Righto, first test: Vondrousova makes 15-40 and breaking here, without really having started playing, would be typical her. And when Stearns nets a forehand, we’re back on serve and she leads 4-3.
Vondrousova has to plough through deuce for her latest hold – she trails 4-2 – and the look on her coupon suggests she’s a little befuddled, whether by Stearns or the intense heat. Laura Robson was saying she thinks Stearns will become one of the best players in the world and you can see the mental aspect of endeavour and entitlement is right there.
Nice from Steans, who finds herself down 0-30 after Vondrousova flattens things out but responds to take the game from there. She really knows what’ she’s doing and it’s the Wimbledon champ trying to work her out while she plays her natural game.
One of the more adorable sorry not sorries.
Already, Vondrousova is mixing it up, taking pace off in a bid to quell Stearns’ fire. I imagine she’ll also target the backhand as it’s the weaker flank and she’s a lefty, but so far it’s not yet the case. Vondrousova holds to 30 and is on the board at 1-3.
Of course, after the elimination of Swiatek, all the players left in the draw will be looking at who’s left and wondering if this might be for them. Strangely, Coco Gauff is now favourite according to my bookie – I’d back Sabalenka, who’ll now be world no1 at the end of this, because I don’t think anyone has an answer to her power-game. Stearns consolidates – through deuce, but still looking good – to lead 3-0.
A double and a forehand winner help Stearns to 15-40, and though she then goes long, Vondrousova doesn’t do enough with a short ball so winds up swiping wide after Steanrs leaps back into the rally. The youngster breaks and leads 2-0.
Stearns opens with an ace down the T, then ends a rally with a terrific shoulder-high backhand down the line. She holds to 30 and looks nicely settled.
And away we go, Stearns to serve.
Vondrousova’s lost just 10 games in making it to here – again, unnoticed, having not yet played on Ashe – and looks so calm. Stearns, on the other hand, is a proper old skool-style competitor, and will doubtless be noising herself up with the Labor Day crowd behind her.

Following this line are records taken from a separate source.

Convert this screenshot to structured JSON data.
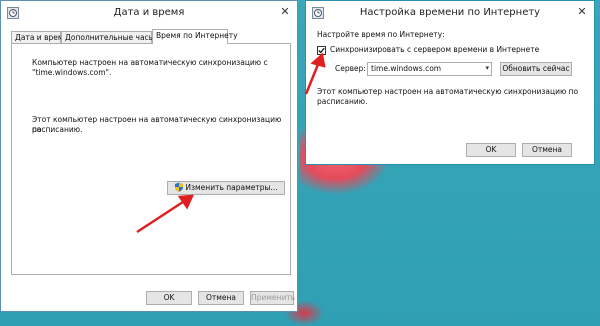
{
  "window1": {
    "title": "Дата и время",
    "tabs": [
      {
        "label": "Дата и время"
      },
      {
        "label": "Дополнительные часы"
      },
      {
        "label": "Время по Интернету"
      }
    ],
    "text1_line1": "Компьютер настроен на автоматическую синхронизацию с",
    "text1_line2": "\"time.windows.com\".",
    "text2_line1": "Этот компьютер настроен на автоматическую синхронизацию по",
    "text2_line2": "расписанию.",
    "change_settings_label": "Изменить параметры...",
    "ok_label": "OK",
    "cancel_label": "Отмена",
    "apply_label": "Применить"
  },
  "window2": {
    "title": "Настройка времени по Интернету",
    "heading": "Настройте время по Интернету:",
    "sync_checkbox_label": "Синхронизировать с сервером времени в Интернете",
    "sync_checked": true,
    "server_label": "Сервер:",
    "server_value": "time.windows.com",
    "update_now_label": "Обновить сейчас",
    "status_line1": "Этот компьютер настроен на автоматическую синхронизацию по",
    "status_line2": "расписанию.",
    "ok_label": "OK",
    "cancel_label": "Отмена"
  },
  "colors": {
    "desktop": "#34a3b6",
    "window_border": "#5a8fb8",
    "arrow": "#e02020"
  },
  "icons": {
    "title_icon": "clock-icon",
    "shield": "uac-shield-icon",
    "close": "close-icon"
  }
}
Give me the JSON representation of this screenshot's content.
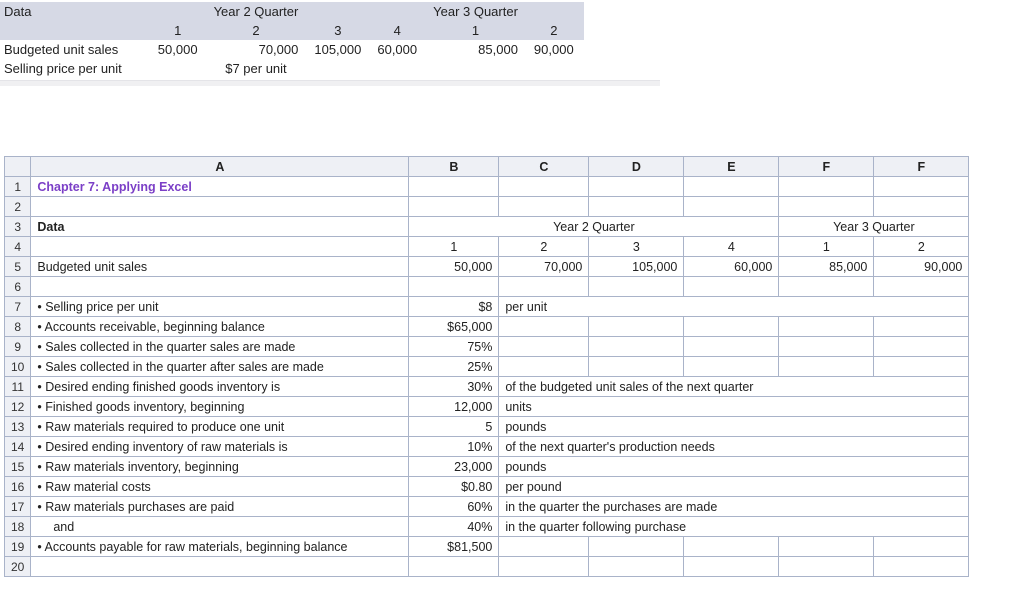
{
  "top_table": {
    "title": "Data",
    "year2_label": "Year 2 Quarter",
    "year3_label": "Year 3 Quarter",
    "q_labels": [
      "1",
      "2",
      "3",
      "4",
      "1",
      "2"
    ],
    "row_budgeted_label": "Budgeted unit sales",
    "row_budgeted_values": [
      "50,000",
      "70,000",
      "105,000",
      "60,000",
      "85,000",
      "90,000"
    ],
    "row_price_label": "Selling price per unit",
    "row_price_value": "$7 per unit"
  },
  "sheet": {
    "col_headers": [
      "A",
      "B",
      "C",
      "D",
      "E",
      "F",
      "F"
    ],
    "rows": {
      "r1": {
        "A": "Chapter 7: Applying Excel"
      },
      "r3": {
        "A": "Data",
        "BCDE_merge": "Year 2 Quarter",
        "FG_merge": "Year 3 Quarter"
      },
      "r4": {
        "B": "1",
        "C": "2",
        "D": "3",
        "E": "4",
        "F": "1",
        "G": "2"
      },
      "r5": {
        "A": "Budgeted unit sales",
        "B": "50,000",
        "C": "70,000",
        "D": "105,000",
        "E": "60,000",
        "F": "85,000",
        "G": "90,000"
      },
      "r7": {
        "A": "• Selling price per unit",
        "B": "$8",
        "C": "per unit"
      },
      "r8": {
        "A": "• Accounts receivable, beginning balance",
        "B": "$65,000"
      },
      "r9": {
        "A": "• Sales collected in the quarter sales are made",
        "B": "75%"
      },
      "r10": {
        "A": "• Sales collected in the quarter after sales are made",
        "B": "25%"
      },
      "r11": {
        "A": "• Desired ending finished goods inventory is",
        "B": "30%",
        "C": "of the budgeted unit sales of the next quarter"
      },
      "r12": {
        "A": "• Finished goods inventory, beginning",
        "B": "12,000",
        "C": "units"
      },
      "r13": {
        "A": "• Raw materials required to produce one unit",
        "B": "5",
        "C": "pounds"
      },
      "r14": {
        "A": "• Desired ending inventory of raw materials is",
        "B": "10%",
        "C": "of the next quarter's production needs"
      },
      "r15": {
        "A": "• Raw materials inventory, beginning",
        "B": "23,000",
        "C": "pounds"
      },
      "r16": {
        "A": "• Raw material costs",
        "B": "$0.80",
        "C": "per pound"
      },
      "r17": {
        "A": "• Raw materials purchases are paid",
        "B": "60%",
        "C": "in the quarter the purchases are made"
      },
      "r18": {
        "A": "    and",
        "B": "40%",
        "C": "in the quarter following purchase"
      },
      "r19": {
        "A": "• Accounts payable for raw materials, beginning balance",
        "B": "$81,500"
      }
    }
  }
}
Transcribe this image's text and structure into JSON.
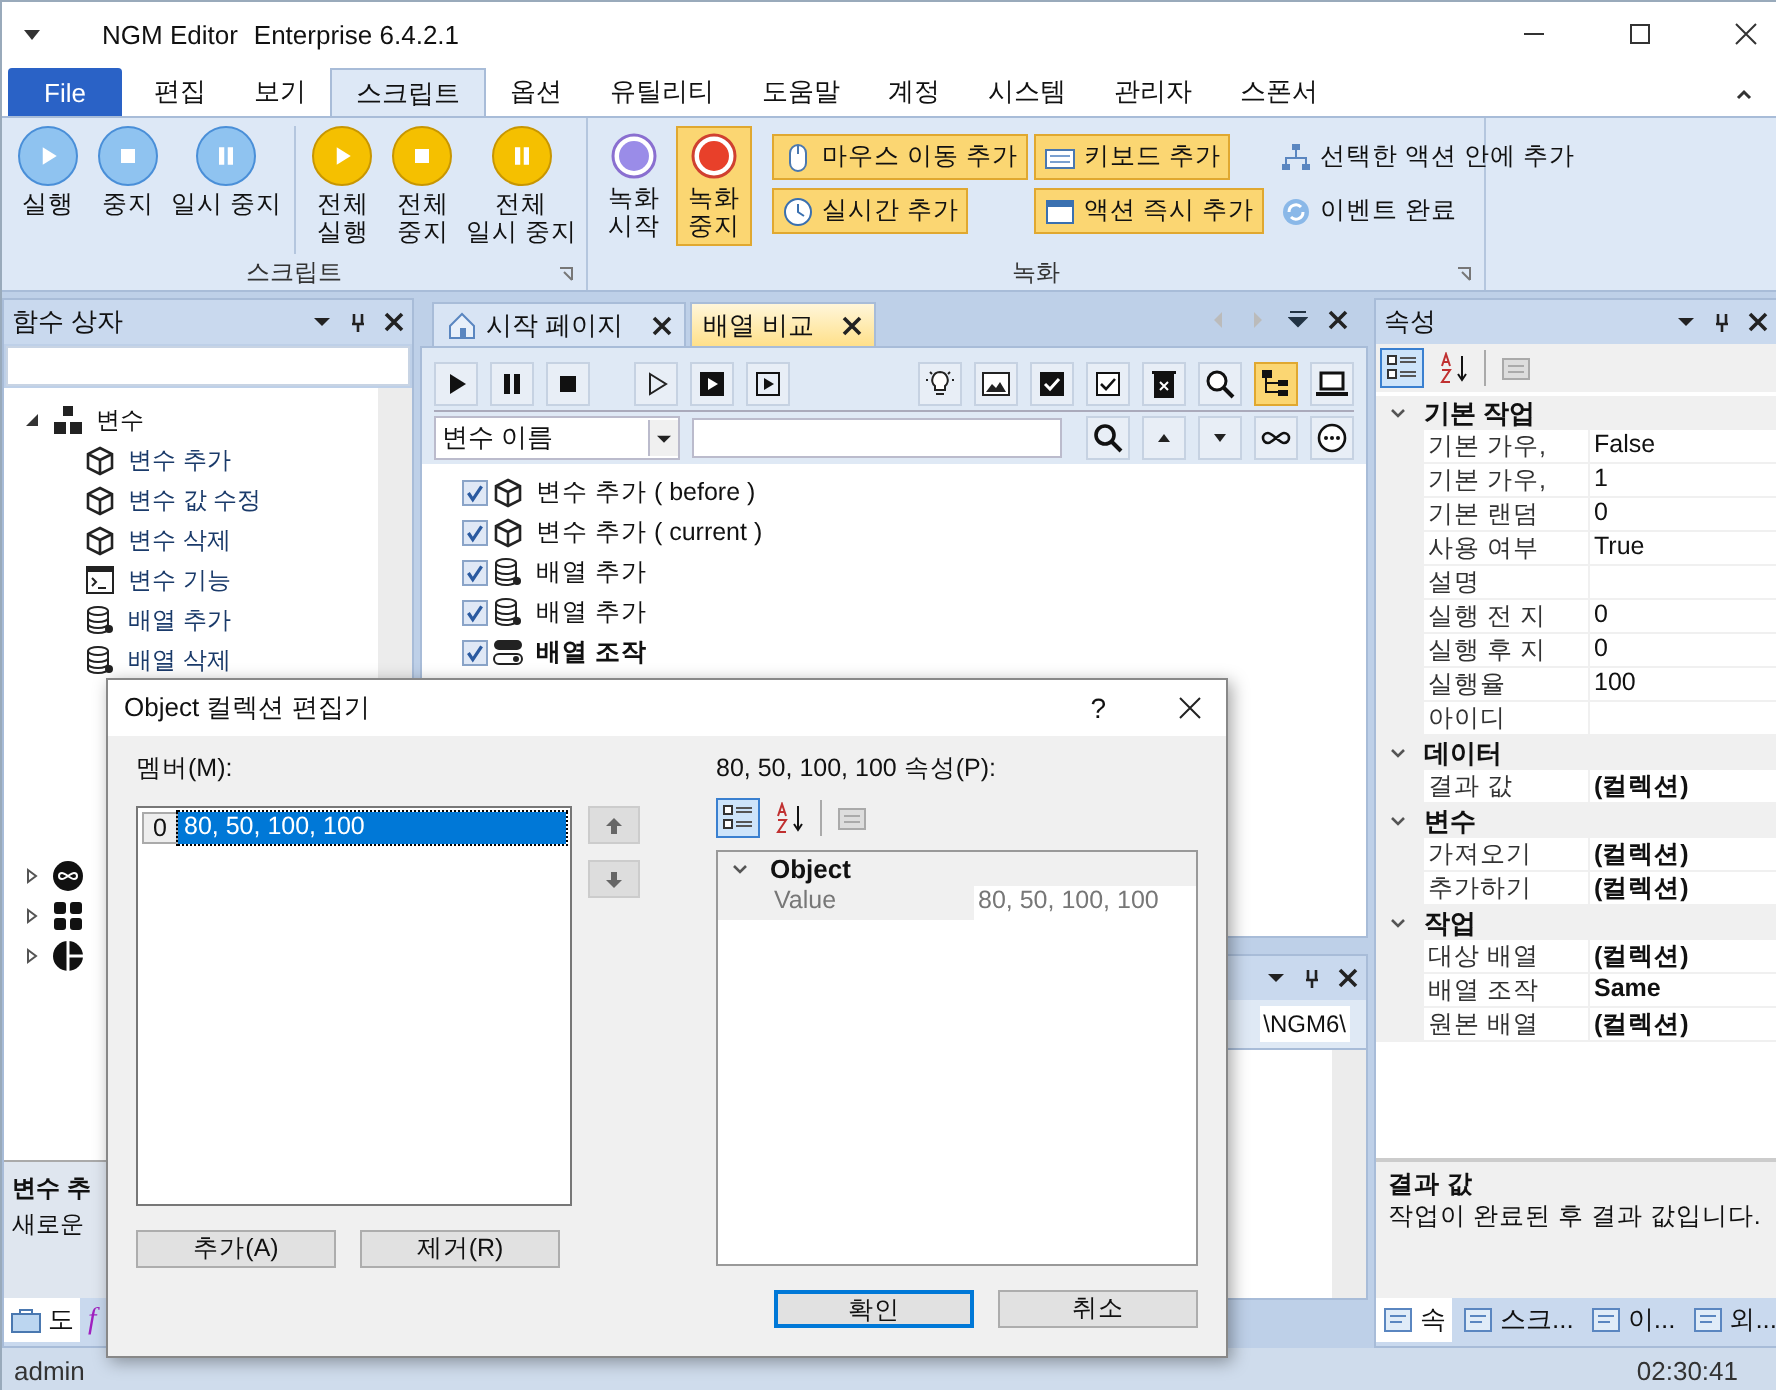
{
  "window": {
    "title": "NGM Editor",
    "edition": "Enterprise 6.4.2.1"
  },
  "ribbon_tabs": [
    {
      "label": "File",
      "kind": "file",
      "selected": false
    },
    {
      "label": "편집",
      "kind": "tab",
      "selected": false
    },
    {
      "label": "보기",
      "kind": "tab",
      "selected": false
    },
    {
      "label": "스크립트",
      "kind": "tab",
      "selected": true
    },
    {
      "label": "옵션",
      "kind": "tab",
      "selected": false
    },
    {
      "label": "유틸리티",
      "kind": "tab",
      "selected": false
    },
    {
      "label": "도움말",
      "kind": "tab",
      "selected": false
    },
    {
      "label": "계정",
      "kind": "tab",
      "selected": false
    },
    {
      "label": "시스템",
      "kind": "tab",
      "selected": false
    },
    {
      "label": "관리자",
      "kind": "tab",
      "selected": false
    },
    {
      "label": "스폰서",
      "kind": "tab",
      "selected": false
    }
  ],
  "ribbon": {
    "script_group": {
      "label": "스크립트",
      "buttons": [
        {
          "label": "실행",
          "kind": "single"
        },
        {
          "label": "중지",
          "kind": "single"
        },
        {
          "label": "일시 중지",
          "kind": "single"
        },
        {
          "label": "전체\n실행",
          "kind": "all"
        },
        {
          "label": "전체\n중지",
          "kind": "all"
        },
        {
          "label": "전체\n일시 중지",
          "kind": "all"
        }
      ]
    },
    "record_group": {
      "label": "녹화",
      "big_buttons": [
        {
          "label": "녹화\n시작",
          "selected": false
        },
        {
          "label": "녹화\n중지",
          "selected": true
        }
      ],
      "small_buttons": [
        {
          "label": "마우스 이동 추가",
          "selected": true
        },
        {
          "label": "키보드 추가",
          "selected": true
        },
        {
          "label": "선택한 액션 안에 추가",
          "selected": false
        },
        {
          "label": "실시간 추가",
          "selected": true
        },
        {
          "label": "액션 즉시 추가",
          "selected": true
        },
        {
          "label": "이벤트 완료",
          "selected": false
        }
      ]
    }
  },
  "function_box": {
    "title": "함수 상자",
    "tree": [
      {
        "label": "변수",
        "kind": "group",
        "expanded": true,
        "children": [
          {
            "label": "변수 추가",
            "kind": "variable"
          },
          {
            "label": "변수 값 수정",
            "kind": "variable"
          },
          {
            "label": "변수 삭제",
            "kind": "variable"
          },
          {
            "label": "변수 기능",
            "kind": "function"
          },
          {
            "label": "배열 추가",
            "kind": "array"
          },
          {
            "label": "배열 삭제",
            "kind": "array"
          }
        ]
      }
    ],
    "collapsed_groups": [
      {
        "kind": "loop",
        "expanded": false
      },
      {
        "kind": "calc",
        "expanded": false
      },
      {
        "kind": "chart",
        "expanded": false
      }
    ],
    "description": {
      "title": "변수 추",
      "text": "새로운"
    },
    "bottom_tabs": [
      {
        "label": "도",
        "kind": "toolbox",
        "selected": true
      },
      {
        "label": "f",
        "kind": "function",
        "selected": false
      }
    ]
  },
  "document_tabs": [
    {
      "label": "시작 페이지",
      "kind": "start",
      "selected": false
    },
    {
      "label": "배열 비교",
      "kind": "document",
      "selected": true
    }
  ],
  "doc_toolbar": {
    "tree_view_on": true
  },
  "filter": {
    "field": "변수 이름"
  },
  "actions": [
    {
      "label": "변수 추가 ( before )",
      "kind": "variable",
      "checked": true,
      "bold": false
    },
    {
      "label": "변수 추가 ( current )",
      "kind": "variable",
      "checked": true,
      "bold": false
    },
    {
      "label": "배열 추가",
      "kind": "array",
      "checked": true,
      "bold": false
    },
    {
      "label": "배열 추가",
      "kind": "array",
      "checked": true,
      "bold": false
    },
    {
      "label": "배열 조작",
      "kind": "operation",
      "checked": true,
      "bold": true
    }
  ],
  "output_panel": {
    "path": "\\NGM6\\"
  },
  "properties": {
    "title": "속성",
    "categories": [
      {
        "name": "기본 작업",
        "expanded": true,
        "rows": [
          {
            "name": "기본 가우,",
            "value": "False",
            "bold": false
          },
          {
            "name": "기본 가우,",
            "value": "1",
            "bold": false
          },
          {
            "name": "기본 랜덤",
            "value": "0",
            "bold": false
          },
          {
            "name": "사용 여부",
            "value": "True",
            "bold": false
          },
          {
            "name": "설명"
          },
          {
            "name": "실행 전 지",
            "value": "0",
            "bold": false
          },
          {
            "name": "실행 후 지",
            "value": "0",
            "bold": false
          },
          {
            "name": "실행율",
            "value": "100",
            "bold": false
          },
          {
            "name": "아이디"
          }
        ]
      },
      {
        "name": "데이터",
        "expanded": true,
        "rows": [
          {
            "name": "결과 값",
            "value": "(컬렉션)",
            "bold": true
          }
        ]
      },
      {
        "name": "변수",
        "expanded": true,
        "rows": [
          {
            "name": "가져오기",
            "value": "(컬렉션)",
            "bold": true
          },
          {
            "name": "추가하기",
            "value": "(컬렉션)",
            "bold": true
          }
        ]
      },
      {
        "name": "작업",
        "expanded": true,
        "rows": [
          {
            "name": "대상 배열",
            "value": "(컬렉션)",
            "bold": true
          },
          {
            "name": "배열 조작",
            "value": "Same",
            "bold": true
          },
          {
            "name": "원본 배열",
            "value": "(컬렉션)",
            "bold": true
          }
        ]
      }
    ],
    "description": {
      "title": "결과 값",
      "text": "작업이 완료된 후 결과 값입니다."
    },
    "bottom_tabs": [
      {
        "label": "속",
        "selected": true
      },
      {
        "label": "스크...",
        "selected": false
      },
      {
        "label": "이...",
        "selected": false
      },
      {
        "label": "외...",
        "selected": false
      }
    ]
  },
  "status_bar": {
    "user": "admin",
    "time": "02:30:41"
  },
  "dialog": {
    "title": "Object 컬렉션 편집기",
    "help": "?",
    "members_label": "멤버(M):",
    "members": [
      {
        "index": "0",
        "label": "80, 50, 100, 100",
        "selected": true
      }
    ],
    "add_button": "추가(A)",
    "remove_button": "제거(R)",
    "properties_label": "80, 50, 100, 100 속성(P):",
    "category": "Object",
    "property": {
      "name": "Value",
      "value": "80, 50, 100, 100"
    },
    "ok_button": "확인",
    "cancel_button": "취소"
  }
}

Sterans and Vondrousova make their way onto court, and play is but a few moments away.
I mentioned Ostapenko below, and here she is explaining how she beat Iga Swiatek last evening. When she’s playing well, I’m not sure there’s anyone I’d rather watch, and even when not, her commitment to leaving it all out there is a lot of what I love about sport.
What’s up dudes! Welcome to the US Open 2023 – day eight!
And what a day this promises to be. We begin on Armstrong with Marketa Vondrousova, the Wimbledon champion, who meets Peyton Stearns, the 21-year-old American. Though Stearns has made it this far without facing a seed, she beat Jelena Ostapenko – the woman of the moment and former French Open winner – at Roland-Garros, and nothing we know of her suggests she’ll shrink on the big occasion.
An hour later, we get going on Ashe, where Madison Keys – who’s sat about watching worse players win majors – meets Jessica Pegula knowing that if she brings her best self, she almost definitely wins and, –with the winner of the first match waiting in the quarters – has a decent shot at that too. Pegula, meanwhile, upped it in the decider to beat Elina Svitolina in the last round and, in the form of her life, will be desperate to improve on her last-eight Grand Slam best.
Following them, Carlos Alcaraz meets Matteo Arnaldi, the young conqueror of Cameron Norrie who’s also beaten Casper Ruud on clay. If it seems unlikely he can upset the world number one, second on Armstrong offers a better chance of a surprise with Jack Draper facing Andrey Rublev, another who, like Pegula, is established among the elite but struggling to take the next step.
And still there’s more! Third on Armstrong isOns Jabeur, who continues her quest for a major, any major, against Qinwen Zheng, before the day sesh concludes with Daniil Medvedev’s match against Alex de Minaur. Let’s go dudes!